“They’ve really become the swing vote in Congress,” said Emory University political scientist Alan Abramowitz. “That’s giving them a great deal of influence. ... They have a real opportunity to shape legislation now.”
The Blue Dogs’ quick rise to power has surprised even some of the most seasoned political strategists — including the architect of the Republican Revolution himself, former House Speaker Newt Gingrich.
Officially, the Blue Dog Coalition includes 52 Democrats from nearly every part of the country who are generally considered moderate or conservative.
The name is derived from the Southern political expression “Yellow Dog Democrats” — party loyalists so devoted that they would vote for a yellow dog before voting for a Republican. The Blue Dogs say they get their color because their middle-of-the-road stance leaves them choked blue by liberals on one side and conservatives on the other.

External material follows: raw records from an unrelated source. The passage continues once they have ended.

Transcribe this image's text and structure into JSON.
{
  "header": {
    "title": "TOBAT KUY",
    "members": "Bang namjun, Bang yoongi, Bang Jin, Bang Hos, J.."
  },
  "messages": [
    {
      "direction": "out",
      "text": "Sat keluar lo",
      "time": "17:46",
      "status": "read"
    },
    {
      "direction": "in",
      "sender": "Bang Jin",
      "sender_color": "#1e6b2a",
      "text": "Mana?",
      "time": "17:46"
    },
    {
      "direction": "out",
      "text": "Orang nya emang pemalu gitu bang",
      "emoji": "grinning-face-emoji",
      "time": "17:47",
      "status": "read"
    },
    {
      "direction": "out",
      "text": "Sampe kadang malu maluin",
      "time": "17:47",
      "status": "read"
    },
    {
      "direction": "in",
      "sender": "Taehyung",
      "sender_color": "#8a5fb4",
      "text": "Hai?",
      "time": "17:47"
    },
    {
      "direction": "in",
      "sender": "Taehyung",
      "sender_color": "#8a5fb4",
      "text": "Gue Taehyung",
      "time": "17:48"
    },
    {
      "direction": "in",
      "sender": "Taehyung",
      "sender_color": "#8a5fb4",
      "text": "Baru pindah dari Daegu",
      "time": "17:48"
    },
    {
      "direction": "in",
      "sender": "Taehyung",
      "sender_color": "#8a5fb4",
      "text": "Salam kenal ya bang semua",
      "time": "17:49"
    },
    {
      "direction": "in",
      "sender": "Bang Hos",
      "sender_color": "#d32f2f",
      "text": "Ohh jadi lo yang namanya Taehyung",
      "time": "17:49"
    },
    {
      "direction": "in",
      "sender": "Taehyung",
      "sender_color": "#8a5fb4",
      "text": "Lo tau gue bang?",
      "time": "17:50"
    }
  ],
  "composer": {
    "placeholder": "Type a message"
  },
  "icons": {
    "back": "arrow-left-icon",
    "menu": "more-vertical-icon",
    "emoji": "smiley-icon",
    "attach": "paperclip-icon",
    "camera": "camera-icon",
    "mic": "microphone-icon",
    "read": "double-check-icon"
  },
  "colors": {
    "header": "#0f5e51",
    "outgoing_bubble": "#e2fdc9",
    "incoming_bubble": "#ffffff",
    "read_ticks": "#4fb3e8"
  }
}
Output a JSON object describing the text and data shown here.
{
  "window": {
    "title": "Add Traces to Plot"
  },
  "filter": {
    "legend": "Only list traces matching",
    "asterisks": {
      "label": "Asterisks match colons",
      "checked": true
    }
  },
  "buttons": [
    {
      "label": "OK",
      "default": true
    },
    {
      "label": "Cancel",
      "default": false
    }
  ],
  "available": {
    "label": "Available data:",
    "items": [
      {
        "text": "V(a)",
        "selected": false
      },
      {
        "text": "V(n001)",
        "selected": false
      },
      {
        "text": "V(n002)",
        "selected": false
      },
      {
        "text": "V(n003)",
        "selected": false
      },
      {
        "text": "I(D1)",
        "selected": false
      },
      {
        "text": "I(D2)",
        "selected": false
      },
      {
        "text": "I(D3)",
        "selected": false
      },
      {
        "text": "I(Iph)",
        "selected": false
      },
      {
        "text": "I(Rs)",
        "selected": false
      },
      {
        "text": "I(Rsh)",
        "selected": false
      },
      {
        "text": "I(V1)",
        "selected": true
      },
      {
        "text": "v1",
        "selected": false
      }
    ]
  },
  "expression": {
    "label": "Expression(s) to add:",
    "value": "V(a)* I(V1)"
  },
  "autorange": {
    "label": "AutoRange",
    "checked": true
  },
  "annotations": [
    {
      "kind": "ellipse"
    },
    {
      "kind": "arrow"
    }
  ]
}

Georgia members are Reps. David Scott of Atlanta, Jim Marshall of Macon, Sanford Bishop of Albany and John Barrow of Savannah.
“The basic drift of the American people is to the center ... and we reflect that,” Scott said. “And he who controls the center controls the political debate. That’s what we’ve proven.”
“We had the voice ... but we didn’t have the votes,” Barrow said. “Now that the Democrats are in the majority, we ... are the majority makers.”
Doug Moore, chief of staff for Marshall, characterized the coalition as something of a support group for Democrats who don’t automatically agree with the party’s leaders.
“Frankly, when you’re out there and you don’t support the leadership, it’s kind of lonely,” Moore said. “These are guys who understand your position, value it and will help protect you when you need it.”
Blue Dogs also know they’ll face political pain if they buck the Democratic leadership too much, however. In addition to risking the loss of re-election support from party leaders, they also face losing key committee seats and assignments if they stray too far.
Among Georgia’s Blue Dogs, Barrow is getting the most heat from his party’s supporters these days. That’s because he’s the only Georgia Blue Dog on the House Energy and Commerce Committee, where he and a handful of other coalition members broke with other Democrats who approved the health care reform bill in an Aug. 1 committee vote.
While Barrow said he supports the idea of reform, he doesn’t support some of the proposed taxes on small businesses to help pay for it.
Like other Blue Dogs, Barrow wants to exempt small businesses that make less than $500,000 in annual revenues from a requirement to provide health care for employees or pay additional taxes. He said he also wants to ensure that a public health care option Obama wants remains only an option, not a requirement.
The liberal activist group Moveon.org, meanwhile, began running ads last week in Barrow’s district, which spans from Savannah to Augusta and westward. The Moveon.org ads accuse Barrow of siding with special interests instead of Georgia families in voting against the Democratic leadership’s health care proposal.